Skip to main content
ARS Home » Research » Publications at this Location » Publication #119913


item Meek, David

Submitted to: Agronomy Abstracts
Publication Type: Abstract Only
Publication Acceptance Date: 11/9/2000
Publication Date: N/A
Citation: N/A

Interpretive Summary:
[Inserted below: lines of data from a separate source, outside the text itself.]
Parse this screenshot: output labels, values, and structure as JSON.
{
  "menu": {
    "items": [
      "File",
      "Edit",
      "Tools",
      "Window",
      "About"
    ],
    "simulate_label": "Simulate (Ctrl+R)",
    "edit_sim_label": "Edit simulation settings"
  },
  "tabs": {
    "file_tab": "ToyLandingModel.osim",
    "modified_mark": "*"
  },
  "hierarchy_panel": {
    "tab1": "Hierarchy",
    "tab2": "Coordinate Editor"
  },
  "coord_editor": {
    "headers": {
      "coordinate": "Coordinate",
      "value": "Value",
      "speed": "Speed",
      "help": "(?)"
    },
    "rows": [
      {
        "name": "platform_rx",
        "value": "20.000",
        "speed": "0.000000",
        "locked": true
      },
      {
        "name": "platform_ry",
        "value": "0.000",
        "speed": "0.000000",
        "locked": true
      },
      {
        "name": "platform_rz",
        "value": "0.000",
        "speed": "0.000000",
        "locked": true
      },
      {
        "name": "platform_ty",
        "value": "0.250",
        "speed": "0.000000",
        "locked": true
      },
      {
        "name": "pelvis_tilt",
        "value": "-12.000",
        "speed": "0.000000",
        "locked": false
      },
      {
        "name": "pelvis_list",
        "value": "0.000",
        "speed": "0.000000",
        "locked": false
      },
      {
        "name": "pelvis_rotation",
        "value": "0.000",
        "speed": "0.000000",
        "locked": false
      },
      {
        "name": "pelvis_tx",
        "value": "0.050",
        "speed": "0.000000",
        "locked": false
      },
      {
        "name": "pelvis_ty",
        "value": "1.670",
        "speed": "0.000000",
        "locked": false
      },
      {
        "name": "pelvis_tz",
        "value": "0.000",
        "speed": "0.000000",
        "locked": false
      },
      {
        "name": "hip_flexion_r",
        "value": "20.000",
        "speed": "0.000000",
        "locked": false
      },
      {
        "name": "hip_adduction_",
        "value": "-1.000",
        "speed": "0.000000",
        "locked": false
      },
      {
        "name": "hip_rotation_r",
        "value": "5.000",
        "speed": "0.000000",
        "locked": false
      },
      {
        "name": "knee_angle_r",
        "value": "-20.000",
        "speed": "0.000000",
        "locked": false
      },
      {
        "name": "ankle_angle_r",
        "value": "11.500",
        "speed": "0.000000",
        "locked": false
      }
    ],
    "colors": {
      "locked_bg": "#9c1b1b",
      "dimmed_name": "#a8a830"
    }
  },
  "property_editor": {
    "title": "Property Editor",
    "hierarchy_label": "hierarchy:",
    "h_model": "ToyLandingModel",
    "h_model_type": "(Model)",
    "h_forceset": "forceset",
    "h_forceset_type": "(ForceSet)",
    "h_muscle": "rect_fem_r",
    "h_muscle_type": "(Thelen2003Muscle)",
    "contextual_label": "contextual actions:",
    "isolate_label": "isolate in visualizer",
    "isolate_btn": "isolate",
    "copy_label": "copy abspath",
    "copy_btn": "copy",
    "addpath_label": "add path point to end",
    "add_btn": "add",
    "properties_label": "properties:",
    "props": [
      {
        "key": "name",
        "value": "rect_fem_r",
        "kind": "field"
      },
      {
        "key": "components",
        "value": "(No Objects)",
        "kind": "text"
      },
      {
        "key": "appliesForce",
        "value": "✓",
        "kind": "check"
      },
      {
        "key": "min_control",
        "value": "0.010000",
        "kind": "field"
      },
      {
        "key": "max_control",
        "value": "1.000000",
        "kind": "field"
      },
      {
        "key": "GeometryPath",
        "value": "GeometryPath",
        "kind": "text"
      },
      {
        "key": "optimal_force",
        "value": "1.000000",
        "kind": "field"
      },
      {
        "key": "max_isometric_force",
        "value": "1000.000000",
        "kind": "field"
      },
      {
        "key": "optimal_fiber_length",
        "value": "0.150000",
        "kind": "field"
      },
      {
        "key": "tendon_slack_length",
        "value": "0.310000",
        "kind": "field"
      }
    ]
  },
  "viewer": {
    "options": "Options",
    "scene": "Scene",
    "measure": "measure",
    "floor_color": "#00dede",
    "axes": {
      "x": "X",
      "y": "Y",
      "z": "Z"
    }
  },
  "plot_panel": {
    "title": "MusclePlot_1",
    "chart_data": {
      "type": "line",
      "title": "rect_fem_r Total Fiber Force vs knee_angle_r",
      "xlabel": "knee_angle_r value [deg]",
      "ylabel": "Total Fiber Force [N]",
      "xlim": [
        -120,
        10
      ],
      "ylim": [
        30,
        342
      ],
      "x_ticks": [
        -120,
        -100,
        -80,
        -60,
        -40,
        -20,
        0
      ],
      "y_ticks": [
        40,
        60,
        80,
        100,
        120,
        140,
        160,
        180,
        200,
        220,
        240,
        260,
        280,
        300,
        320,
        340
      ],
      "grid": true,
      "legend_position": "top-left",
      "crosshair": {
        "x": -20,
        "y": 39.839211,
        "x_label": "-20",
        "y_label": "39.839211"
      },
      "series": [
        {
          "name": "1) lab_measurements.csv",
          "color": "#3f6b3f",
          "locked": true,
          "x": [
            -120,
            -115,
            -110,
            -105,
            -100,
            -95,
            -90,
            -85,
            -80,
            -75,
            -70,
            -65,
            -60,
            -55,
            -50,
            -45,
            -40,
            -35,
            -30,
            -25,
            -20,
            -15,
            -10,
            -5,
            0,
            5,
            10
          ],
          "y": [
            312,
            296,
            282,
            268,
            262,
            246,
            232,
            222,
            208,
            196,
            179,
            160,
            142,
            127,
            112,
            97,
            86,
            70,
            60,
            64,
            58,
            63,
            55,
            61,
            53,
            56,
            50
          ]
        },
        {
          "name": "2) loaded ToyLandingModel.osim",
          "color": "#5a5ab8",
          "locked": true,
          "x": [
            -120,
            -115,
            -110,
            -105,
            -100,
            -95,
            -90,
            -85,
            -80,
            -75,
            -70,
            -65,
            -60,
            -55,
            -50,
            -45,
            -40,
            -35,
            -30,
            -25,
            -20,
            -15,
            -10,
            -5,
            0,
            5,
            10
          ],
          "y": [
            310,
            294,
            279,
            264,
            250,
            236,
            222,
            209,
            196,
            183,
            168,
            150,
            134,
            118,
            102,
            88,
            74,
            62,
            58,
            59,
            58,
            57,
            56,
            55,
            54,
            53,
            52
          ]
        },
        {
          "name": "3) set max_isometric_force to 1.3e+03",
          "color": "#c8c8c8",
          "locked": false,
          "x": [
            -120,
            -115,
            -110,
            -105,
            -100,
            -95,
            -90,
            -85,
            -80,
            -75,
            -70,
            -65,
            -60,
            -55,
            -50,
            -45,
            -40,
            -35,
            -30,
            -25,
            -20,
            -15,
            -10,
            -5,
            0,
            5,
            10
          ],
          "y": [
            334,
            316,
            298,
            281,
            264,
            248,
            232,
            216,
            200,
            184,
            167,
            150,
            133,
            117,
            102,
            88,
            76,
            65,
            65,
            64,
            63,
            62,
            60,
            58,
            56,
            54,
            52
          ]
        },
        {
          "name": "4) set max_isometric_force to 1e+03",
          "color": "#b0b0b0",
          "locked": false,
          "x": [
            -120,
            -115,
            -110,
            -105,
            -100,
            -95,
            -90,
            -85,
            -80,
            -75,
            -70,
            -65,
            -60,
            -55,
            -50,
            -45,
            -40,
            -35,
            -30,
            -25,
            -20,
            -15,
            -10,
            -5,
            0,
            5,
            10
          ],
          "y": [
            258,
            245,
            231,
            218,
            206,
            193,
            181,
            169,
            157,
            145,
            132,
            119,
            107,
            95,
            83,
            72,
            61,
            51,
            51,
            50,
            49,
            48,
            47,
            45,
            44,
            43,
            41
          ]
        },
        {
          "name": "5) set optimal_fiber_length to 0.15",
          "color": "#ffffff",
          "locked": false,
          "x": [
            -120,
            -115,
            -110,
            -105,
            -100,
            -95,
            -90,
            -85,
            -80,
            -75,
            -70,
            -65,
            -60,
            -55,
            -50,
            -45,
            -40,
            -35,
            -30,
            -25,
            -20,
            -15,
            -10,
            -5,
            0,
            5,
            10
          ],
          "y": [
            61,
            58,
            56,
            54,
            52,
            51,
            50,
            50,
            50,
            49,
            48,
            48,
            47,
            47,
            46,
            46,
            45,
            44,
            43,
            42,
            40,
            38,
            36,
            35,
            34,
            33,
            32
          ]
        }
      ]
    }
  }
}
Technical Abstract: Daily global solar radiation is a needed input for crop growth models and other environmental analyses. Unfortunately many locations lack long- term solar radiation data. Generally; however, agricultural experiment stations have daily temperature records and are often the locations for which crop growth simulations are conducted. Relevantly there are many published models that attempt to address this need. This paper presents a comparison of three. Ten years of daily data from two automated weather stations in Central Iowa (3.82 km apart) and fifteen station automated rain gage and temperature field network representing an area of 5130 ha (with a maximum North/South dimension of about 9 km) were used to examine data reliability. Coefficients for the three competing models were developed for a 10 year period (1990-1999) of record from the Iowa State University (ISU) Experiment Station. Then each model's performance was evaluated for an independent 30 year period (1960-1989) for the same ISU site. While daily precipitation data have reliability and resultant measurement error bias, the temperature data that represent the watershed have inconsequential variability in space and time; hence measurement error regression is not necessary for temperature only models. The reliability of pan data could not be assessed. The simplest model is likely the best choice being just a linear function of the square-root of the daily temperature range. Based on regression diagnostics; however, all models show defects and no model performs well at all times especially under advective conditions. Modifications and alternatives are possible and should be considered.